Representative Deb Haaland, who is expected to be sworn in as President Biden’s new secretary of the interior next week, already faces a pressing deadline. Under the wide-ranging executive order on climate change that Biden signed during his first full week in office, the interior secretary has until the end of April to recommend steps that the United States should take “to achieve the goal of conserving at least 30 percent of our lands and waters by 2030.”

The goal of protecting 30 percent of the planet by 2030—known as “30 by 30”—is the latest iteration of a longstanding conservation pipe dream, but Biden is not the only world leader now taking it seriously. Thanks in part to a $1 billion campaign funded by Swiss medical technology entrepreneur Hansjörg Wyss and endorsed by the National Geographic Society and the Nature Conservancy, the 30 by 30 goal was formally adopted in January by the newly formed High Ambition Coalition for Nature and People, which includes more than 50 countries from six continents. The coalition members, led by the United Kingdom, Costa Rica and France, are urging their fellow signatories to the Convention on Biological Diversity to embrace the target, too.

There is persuasive evidence that far-reaching protections for the planet’s remaining forests, grasslands, wetlands, coastal marshes and other ecosystems are urgently needed, not only to prevent the further decline and extinction of other species but to stabilize the global climate. Yet the 30 by 30 goal is viewed with justifiable suspicion by many antipoverty and Indigenous rights activists, who know that parks and other protected areas frequently obliterate local land claims and livelihoods. From the Yellowstone and Yosemite national parks to the world’s newest forest and marine reserves, history shows that the price of “protection” (or “conservation,” the term used in Biden’s executive order) is often paid by vulnerable people.

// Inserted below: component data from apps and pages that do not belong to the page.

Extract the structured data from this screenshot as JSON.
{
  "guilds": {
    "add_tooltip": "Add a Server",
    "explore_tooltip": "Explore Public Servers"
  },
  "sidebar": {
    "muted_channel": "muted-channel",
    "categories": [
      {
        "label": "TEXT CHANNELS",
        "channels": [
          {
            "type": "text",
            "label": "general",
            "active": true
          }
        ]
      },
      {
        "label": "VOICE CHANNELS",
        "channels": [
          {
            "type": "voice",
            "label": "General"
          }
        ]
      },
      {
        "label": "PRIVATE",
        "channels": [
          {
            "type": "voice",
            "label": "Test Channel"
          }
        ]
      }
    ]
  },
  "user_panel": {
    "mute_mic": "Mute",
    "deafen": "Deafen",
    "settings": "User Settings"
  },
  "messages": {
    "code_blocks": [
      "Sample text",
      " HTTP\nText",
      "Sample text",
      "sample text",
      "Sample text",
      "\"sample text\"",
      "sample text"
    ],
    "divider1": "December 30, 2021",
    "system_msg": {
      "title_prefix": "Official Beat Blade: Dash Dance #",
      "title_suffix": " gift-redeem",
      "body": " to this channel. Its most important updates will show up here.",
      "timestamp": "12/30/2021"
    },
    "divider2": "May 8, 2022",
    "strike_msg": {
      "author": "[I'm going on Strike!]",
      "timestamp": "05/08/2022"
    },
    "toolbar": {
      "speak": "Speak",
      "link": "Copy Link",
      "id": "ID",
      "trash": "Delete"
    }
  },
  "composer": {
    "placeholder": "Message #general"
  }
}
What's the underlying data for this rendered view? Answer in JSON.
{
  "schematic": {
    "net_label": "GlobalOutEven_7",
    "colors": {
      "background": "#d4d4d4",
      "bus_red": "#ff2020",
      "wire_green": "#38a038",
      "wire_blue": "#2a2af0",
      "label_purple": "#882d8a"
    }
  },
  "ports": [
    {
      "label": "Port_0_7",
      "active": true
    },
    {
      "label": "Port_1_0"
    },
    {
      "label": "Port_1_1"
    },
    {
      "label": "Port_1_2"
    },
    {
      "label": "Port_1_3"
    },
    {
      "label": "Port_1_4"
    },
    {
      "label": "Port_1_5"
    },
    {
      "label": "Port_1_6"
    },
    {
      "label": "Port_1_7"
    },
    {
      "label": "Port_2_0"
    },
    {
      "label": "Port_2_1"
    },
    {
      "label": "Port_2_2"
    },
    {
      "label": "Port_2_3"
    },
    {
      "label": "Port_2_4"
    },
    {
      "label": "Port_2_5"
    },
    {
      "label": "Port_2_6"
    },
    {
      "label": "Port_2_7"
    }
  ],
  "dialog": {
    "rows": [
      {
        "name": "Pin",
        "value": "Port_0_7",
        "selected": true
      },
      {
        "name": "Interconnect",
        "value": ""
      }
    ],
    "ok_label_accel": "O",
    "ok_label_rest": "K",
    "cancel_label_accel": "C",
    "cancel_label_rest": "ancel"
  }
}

To achieve effective and ethical conservation at a global scale, the 30 by 30 campaigners must continue to broaden the conservation movement’s definition of protection. 

Conservationists and the scientists who inform their work are experts in ecological complexity, with a deep understanding of the interconnections among species, habitats and the global climate. But in general, they have long been less sensitive to human complexity. They’ve tended to see humans as a largely uniform and destructive force, an assumption that underlies more than a century of attempts to protect ecological relationships by keeping humans at a distance.

Meanwhile, social scientists—experts in human complexity—have learned that under the right conditions, humans are perfectly capable of playing a constructive role in conservation. Many societies, in fact, have developed ways of both sustaining their livelihoods and the ecosystems they live within. In some cases, these practices are even better at protecting species and habitats than traditional park boundaries, which after all are costly to enforce. But this kind of ecological protection is typically carried out on community land—the estimated 50 percent of the world’s land that is collectively held, de facto if not de jure, by Indigenous and other local communities. Without formal, legally recognized land ownership, these communities can be, and often are, disrupted or displaced by industrial development.

Formal recognition of these land claims is an essential step toward restoring authority and responsibility to those whose survival often depends most directly on functioning ecosystems, and toward providing the security communities need to manage their resources for the long term. (In cases where new park boundaries may be warranted, recognition of land rights can also enable equitable negotiations between communities and national governments—itself a major departure from history.)

Of course, Indigenous communities and Indigenous people have a variety of ambitions for their lands, and not all are interested in prioritizing conservation. And Indigenous communities should certainly not be expected to shoulder the costs of conservation for the rest of humanity. But research and experience show that given sufficient resources and support, community management can be extremely effective, and key to meeting broader conservation goals.

Haaland, a member of the Laguna Pueblo and the nation’s first Native American Cabinet secretary, is surely well aware that recognition of historical land claims can advance conservation in the U.S. as well as abroad. In January, for example, the land and management of the National Bison Range in Montana were formally transferred to the Confederated Salish and Kootenai Tribes, whose legal claim to the range dates back to an 1855 treaty with the United States. The Salish and Kootenai will be primarily responsible for the range and its inhabitants, and the bison will be integrated into an ongoing, tribal-led effort to restore bison across the North American prairie.

To their credit, many advocates of the 30 by 30 goal have acknowledged the importance of what the Wyss Campaign for Nature calls “supporting Indigenous peoples and promoting Indigenous led conservation.” But as 30 by 30 moves forward, this support must involve real resources and lead to real transfers of power. For while boundaries and barriers can be useful, and will continue to be, the protection of the planet’s ecological complexity requires the full participation of our own species—in all its complexity.

This is an opinion and analysis article.